The nightclub in LA
I wanted the Outcasts to end up back at the club in Los Angeles mentioned in Shadows. The Outcasts have such a dark history with the place, it was perfect to send them back there at some point. I was trying to imagine what the back door to the club might look like. I did a few random Google searches and this was one of the images that came up. Straight away I loved the medieval look and the cage, and decided I wanted the back of my club to look like that. (In actual fact, I think it’s the front door for a place called Back Door Lounge in Sacramento).
I chose a worker camp in Dubai as a ‘safe house’ location for the Outcasts so I could show the contrast between their lifestyle and that of the Sanctuary Rephaim back in Italy. My husband and I visited friends in Dubai a few years ago and they drove us around one of these camps. It was quite an eye-opener. This image isn’t one of mine, but it captures the look and feel of the camp Rafa and Gaby visit. (Image from Bloomberg).
Santa Monica, California
A trip to North America in 2013 influenced the settings for two important moments in Burn.

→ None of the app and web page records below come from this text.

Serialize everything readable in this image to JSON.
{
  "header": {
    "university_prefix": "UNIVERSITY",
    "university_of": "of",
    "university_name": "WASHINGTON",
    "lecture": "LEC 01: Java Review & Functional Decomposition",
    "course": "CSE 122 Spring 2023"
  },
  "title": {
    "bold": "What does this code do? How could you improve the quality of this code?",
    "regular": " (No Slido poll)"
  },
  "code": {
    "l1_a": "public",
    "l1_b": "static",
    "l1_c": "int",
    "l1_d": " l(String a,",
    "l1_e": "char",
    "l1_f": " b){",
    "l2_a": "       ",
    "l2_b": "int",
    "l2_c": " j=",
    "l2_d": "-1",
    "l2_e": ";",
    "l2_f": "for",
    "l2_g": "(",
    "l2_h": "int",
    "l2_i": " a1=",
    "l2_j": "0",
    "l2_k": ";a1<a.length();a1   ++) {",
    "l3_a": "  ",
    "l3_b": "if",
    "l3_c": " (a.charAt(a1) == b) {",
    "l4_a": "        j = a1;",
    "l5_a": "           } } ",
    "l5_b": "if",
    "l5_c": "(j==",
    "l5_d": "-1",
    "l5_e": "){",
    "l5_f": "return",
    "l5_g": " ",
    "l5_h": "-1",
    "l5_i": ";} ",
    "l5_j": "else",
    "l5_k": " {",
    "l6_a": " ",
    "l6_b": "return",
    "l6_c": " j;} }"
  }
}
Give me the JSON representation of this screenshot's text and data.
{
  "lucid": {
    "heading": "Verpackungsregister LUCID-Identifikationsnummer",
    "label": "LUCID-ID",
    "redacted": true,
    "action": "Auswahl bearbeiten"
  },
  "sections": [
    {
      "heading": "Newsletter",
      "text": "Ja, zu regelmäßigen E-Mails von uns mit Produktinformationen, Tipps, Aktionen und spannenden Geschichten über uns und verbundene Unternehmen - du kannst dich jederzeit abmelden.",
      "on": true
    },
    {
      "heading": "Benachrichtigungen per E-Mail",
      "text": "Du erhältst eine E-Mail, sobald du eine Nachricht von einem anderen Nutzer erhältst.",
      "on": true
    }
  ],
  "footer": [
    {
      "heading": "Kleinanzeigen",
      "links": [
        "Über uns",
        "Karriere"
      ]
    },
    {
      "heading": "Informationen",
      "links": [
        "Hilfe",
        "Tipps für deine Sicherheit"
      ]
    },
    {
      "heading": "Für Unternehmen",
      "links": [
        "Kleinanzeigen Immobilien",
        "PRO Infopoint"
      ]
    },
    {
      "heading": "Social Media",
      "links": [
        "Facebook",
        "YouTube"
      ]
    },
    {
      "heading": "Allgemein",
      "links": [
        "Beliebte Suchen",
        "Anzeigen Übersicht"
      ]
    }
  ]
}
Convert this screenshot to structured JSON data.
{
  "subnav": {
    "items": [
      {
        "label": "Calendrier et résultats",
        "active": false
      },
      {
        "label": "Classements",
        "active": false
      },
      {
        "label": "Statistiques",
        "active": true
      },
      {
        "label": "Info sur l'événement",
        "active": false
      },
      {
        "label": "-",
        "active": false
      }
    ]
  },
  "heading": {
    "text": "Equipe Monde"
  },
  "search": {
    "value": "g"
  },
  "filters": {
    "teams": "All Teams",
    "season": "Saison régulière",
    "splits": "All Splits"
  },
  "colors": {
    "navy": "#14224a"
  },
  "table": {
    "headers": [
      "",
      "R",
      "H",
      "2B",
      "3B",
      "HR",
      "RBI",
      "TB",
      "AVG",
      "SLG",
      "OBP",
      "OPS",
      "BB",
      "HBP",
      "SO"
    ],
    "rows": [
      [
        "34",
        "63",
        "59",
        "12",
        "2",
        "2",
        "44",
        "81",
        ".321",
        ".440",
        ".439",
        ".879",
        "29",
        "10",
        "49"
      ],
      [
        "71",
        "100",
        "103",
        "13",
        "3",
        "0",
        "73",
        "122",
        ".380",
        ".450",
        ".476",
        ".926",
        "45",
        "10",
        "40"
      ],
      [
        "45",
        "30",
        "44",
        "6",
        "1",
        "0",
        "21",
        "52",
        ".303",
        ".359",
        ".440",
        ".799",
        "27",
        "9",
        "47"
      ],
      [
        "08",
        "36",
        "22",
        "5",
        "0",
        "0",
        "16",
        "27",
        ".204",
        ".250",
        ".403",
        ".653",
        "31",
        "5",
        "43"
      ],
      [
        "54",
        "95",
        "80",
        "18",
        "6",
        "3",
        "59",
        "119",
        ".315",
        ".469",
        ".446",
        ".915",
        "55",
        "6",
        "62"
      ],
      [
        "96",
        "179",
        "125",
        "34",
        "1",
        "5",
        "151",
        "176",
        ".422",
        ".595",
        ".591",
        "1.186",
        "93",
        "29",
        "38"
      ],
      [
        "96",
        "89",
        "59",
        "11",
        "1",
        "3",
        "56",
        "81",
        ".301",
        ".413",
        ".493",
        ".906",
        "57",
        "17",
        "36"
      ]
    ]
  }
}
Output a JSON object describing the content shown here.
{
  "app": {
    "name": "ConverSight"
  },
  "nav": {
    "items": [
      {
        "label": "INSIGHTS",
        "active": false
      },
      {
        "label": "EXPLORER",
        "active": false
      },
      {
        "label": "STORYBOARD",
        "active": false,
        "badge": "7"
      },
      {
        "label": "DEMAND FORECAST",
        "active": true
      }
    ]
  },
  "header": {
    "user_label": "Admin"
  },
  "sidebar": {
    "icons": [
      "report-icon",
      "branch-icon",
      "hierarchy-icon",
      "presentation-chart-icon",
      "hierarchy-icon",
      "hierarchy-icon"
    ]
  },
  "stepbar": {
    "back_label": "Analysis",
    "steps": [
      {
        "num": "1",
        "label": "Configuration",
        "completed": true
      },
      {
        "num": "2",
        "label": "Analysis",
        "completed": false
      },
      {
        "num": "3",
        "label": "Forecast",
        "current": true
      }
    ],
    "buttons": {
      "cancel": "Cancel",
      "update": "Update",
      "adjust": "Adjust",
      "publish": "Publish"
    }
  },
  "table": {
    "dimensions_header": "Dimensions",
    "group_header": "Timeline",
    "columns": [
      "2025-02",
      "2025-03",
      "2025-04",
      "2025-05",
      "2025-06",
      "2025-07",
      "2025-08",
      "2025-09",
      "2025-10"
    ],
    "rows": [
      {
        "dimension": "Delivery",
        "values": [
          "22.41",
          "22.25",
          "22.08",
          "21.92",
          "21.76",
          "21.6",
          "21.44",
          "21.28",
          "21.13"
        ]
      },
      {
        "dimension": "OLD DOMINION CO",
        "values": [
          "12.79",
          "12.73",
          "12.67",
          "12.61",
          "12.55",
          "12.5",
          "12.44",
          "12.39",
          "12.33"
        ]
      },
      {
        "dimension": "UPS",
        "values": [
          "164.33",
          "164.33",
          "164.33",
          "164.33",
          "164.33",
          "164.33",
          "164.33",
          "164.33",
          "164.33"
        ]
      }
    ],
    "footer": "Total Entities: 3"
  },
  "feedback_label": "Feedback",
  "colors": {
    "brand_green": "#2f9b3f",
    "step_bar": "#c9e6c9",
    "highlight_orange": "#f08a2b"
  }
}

The first, involving Gaby and Jude, takes place in Santa Monica. I decided to set the scene there after experiencing the marine layer (fog), which rolled in on our first morning and didn’t lift for two days!
The second North American-inspired scene in Burn – also involving Gaby and Jude – is set in Boise. My husband and I visited this lovely city in October 2013 to stay with friends and we saw the full spectrum of autumn colours. Absolutely stunning. When I was trying to decide where to set this particular scene, it only took a quick look through my photos to realise this place was perfect.